*Prompt*:
For this exercise, please find the lines in the entries that include the word "在线咨询" and copy them.

*Data provided*:
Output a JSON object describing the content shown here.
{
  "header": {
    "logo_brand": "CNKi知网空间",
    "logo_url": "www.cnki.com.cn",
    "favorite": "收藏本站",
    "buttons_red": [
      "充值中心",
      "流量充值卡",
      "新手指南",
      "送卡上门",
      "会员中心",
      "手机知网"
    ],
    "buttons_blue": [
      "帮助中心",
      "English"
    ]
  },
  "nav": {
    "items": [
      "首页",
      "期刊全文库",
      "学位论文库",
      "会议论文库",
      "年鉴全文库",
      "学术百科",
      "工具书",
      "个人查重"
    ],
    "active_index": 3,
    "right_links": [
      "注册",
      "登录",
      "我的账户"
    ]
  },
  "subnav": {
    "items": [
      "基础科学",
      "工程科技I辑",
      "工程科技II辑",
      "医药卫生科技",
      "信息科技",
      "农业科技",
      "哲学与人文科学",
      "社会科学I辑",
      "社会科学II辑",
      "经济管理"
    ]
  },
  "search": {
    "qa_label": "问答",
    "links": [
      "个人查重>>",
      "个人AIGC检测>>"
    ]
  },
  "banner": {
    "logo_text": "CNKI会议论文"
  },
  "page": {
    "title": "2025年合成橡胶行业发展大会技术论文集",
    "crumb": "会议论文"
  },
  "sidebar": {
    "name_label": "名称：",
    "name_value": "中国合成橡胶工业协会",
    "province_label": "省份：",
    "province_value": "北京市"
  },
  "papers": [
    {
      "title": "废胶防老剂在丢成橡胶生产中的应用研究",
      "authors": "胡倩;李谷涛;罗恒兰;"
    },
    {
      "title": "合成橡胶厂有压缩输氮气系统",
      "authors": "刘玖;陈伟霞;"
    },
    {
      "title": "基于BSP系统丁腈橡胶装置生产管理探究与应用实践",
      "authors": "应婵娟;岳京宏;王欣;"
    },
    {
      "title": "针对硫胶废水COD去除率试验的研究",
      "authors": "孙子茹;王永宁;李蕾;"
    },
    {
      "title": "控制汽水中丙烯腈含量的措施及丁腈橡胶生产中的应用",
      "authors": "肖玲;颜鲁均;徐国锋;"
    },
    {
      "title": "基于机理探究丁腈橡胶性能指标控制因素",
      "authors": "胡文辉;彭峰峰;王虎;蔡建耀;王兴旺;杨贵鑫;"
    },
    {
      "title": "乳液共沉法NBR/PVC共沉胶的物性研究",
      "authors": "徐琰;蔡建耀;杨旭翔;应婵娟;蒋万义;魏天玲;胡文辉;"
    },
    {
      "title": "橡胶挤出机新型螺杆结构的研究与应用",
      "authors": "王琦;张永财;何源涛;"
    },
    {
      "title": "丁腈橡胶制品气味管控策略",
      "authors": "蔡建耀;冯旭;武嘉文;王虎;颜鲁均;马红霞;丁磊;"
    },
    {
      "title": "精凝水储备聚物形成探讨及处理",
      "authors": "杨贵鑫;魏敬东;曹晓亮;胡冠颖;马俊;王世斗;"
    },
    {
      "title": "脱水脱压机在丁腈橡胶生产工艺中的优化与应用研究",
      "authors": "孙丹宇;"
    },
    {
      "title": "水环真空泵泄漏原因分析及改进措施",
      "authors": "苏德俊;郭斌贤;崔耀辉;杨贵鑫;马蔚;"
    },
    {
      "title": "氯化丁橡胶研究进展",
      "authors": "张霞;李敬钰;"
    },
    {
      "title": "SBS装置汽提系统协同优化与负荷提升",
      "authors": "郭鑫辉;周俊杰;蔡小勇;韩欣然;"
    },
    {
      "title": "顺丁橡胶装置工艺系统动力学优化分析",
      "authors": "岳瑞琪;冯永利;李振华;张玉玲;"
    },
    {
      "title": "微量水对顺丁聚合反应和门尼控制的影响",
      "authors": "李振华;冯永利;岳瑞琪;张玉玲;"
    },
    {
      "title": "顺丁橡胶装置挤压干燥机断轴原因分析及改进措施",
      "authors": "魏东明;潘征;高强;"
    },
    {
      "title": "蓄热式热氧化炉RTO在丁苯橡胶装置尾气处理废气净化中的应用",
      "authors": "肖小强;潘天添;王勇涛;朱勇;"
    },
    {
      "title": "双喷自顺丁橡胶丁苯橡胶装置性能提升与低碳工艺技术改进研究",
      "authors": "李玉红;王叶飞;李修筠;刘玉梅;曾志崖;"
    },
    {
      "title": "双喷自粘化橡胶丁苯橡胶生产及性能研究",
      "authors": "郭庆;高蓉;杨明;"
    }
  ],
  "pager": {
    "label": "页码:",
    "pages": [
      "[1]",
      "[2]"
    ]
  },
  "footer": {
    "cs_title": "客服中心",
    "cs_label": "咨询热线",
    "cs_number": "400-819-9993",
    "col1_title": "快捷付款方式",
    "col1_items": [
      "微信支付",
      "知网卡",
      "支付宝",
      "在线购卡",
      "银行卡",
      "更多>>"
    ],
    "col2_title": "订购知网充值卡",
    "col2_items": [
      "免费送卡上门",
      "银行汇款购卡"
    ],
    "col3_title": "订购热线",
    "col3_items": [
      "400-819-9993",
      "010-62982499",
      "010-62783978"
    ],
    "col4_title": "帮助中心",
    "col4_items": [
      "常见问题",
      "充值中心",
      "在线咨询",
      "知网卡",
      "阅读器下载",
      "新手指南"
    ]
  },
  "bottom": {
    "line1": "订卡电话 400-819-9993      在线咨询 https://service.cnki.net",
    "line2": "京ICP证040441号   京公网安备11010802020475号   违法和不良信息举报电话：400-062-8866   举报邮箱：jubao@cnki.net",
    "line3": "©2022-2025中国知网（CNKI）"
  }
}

*Answer for this exercise*:
      "在线咨询",
    "line1": "订卡电话 400-819-9993      在线咨询 https://service.cnki.net",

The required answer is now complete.